Shell’s LNG Canada inched closer to reality near the end of December with the approval of a building permit by the BC Oil and Gas Commission.

According to LNG Canada, it is the first LNG project in British Columbia to receive a facility permit – one of the final key regulatory hurdles to clear before the project can proceed.

Unlike Petronas’ Pacific NorthWest LNG project in Prince Rupert, Shell has already received a Canadian Environmental Assessment Agency (CEAA) certificate for the plant itself, and TransCanada Corp. (TSX:TRP) also received a CEAA certificate for the Coastal GasLink pipeline that will convey natural gas from Northeastern B.C. to Kitimat.

And unlike Petronas, Shell has a key willing First Nation partner on board: the Haisla First Nation.

“We have made excellent progress in the past two years, achieving a number of critical milestones,” LNG Canada CEO Andy Calitz said in a January 5 press release

“Receiving our LNG facility permit could not have been achieved without the important input we received from the Haisla Nation and the local community of Kitimat.”

Unlike Petronas, however, Shell has yet to make a final investment decision. Speaking to the Vancouver Board of Trade in October, Calitz said the company is on track to make a final investment decision in 2016.

Shell has never publicly revealed the total capital cost of the LNG Canada project. However, when he was in Vancouver in October, Calitz said a typical two-train LNG plant like the one Shell plans to build costs around $50 billion, which includes a new pipeline and upstream gas infrastructure.

Calitz also said that the company would need oil prices to “lift a little bit” to provide investors with the cash flow they need to make such a massive investment.

Since making the comment, oil prices have not lifted – they’ve dropped, from US$50 per barrel at the beginning of October to US$36 per barrel.

“While today’s announcement is an important step forward for LNG Canada, the project must ensure it is economically viable and meets several other significant milestones including finalizing engineering and cost estimates, supply of labour, and achieving other critical regulatory approvals before making a final investment decision,” the company said in a press release.

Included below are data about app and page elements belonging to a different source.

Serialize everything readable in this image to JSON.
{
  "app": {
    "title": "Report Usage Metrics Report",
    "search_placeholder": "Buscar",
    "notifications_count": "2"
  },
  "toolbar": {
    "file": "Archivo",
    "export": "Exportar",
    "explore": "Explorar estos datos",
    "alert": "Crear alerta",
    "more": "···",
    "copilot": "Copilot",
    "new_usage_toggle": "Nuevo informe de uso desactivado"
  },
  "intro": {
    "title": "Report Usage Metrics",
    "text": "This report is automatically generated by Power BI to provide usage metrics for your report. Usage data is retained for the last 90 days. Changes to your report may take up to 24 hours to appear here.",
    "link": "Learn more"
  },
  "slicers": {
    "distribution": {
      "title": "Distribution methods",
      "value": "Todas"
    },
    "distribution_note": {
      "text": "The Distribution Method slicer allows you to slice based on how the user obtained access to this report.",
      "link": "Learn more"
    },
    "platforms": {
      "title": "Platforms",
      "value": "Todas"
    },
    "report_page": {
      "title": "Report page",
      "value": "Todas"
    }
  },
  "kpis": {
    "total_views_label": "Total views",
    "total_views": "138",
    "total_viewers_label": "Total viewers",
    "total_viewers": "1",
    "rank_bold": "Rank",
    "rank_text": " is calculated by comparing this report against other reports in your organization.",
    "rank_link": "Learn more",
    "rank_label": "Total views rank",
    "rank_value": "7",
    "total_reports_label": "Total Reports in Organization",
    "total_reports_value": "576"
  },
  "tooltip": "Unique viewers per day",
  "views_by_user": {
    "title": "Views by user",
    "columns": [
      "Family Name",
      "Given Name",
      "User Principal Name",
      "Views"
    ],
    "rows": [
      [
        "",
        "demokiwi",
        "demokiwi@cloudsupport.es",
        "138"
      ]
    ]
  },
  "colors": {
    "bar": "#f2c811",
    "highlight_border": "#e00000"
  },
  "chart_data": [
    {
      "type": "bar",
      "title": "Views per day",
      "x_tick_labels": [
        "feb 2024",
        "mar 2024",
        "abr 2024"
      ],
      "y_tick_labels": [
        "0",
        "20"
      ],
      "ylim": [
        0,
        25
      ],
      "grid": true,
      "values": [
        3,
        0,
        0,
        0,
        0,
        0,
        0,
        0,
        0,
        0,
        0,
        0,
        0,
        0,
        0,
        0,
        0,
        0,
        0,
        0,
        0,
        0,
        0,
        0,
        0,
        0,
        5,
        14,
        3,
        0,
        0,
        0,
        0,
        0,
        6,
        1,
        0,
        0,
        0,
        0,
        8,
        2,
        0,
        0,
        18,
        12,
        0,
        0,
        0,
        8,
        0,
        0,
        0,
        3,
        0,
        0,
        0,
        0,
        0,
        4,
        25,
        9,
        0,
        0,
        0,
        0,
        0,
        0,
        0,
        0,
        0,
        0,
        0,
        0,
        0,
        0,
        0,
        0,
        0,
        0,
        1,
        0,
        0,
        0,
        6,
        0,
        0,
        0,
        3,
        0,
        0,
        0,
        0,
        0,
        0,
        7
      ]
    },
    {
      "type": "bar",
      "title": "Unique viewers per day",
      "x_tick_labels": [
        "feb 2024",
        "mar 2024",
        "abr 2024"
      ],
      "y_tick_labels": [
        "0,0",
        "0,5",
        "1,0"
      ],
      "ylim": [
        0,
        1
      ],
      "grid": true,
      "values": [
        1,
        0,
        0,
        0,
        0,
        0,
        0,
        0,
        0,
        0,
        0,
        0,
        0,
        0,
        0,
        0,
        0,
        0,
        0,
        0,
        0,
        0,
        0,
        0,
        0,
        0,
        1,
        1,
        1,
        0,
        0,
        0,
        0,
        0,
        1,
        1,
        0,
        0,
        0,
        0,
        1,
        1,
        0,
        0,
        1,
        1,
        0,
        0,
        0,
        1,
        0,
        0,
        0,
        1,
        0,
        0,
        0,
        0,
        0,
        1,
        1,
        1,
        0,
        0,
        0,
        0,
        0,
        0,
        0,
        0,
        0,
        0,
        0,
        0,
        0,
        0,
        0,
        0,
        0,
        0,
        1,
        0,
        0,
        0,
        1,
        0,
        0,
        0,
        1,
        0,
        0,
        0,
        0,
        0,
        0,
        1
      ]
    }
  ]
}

The BCGC facility permit includes 30 conditions, one of which is that residents of Kitimat be given prior notice each time the company plans to flare natural gas. Natural gas is burned as part of the process to chill gas to below 161 degree Celsius in order to liquefy it.

nbennett@biv.com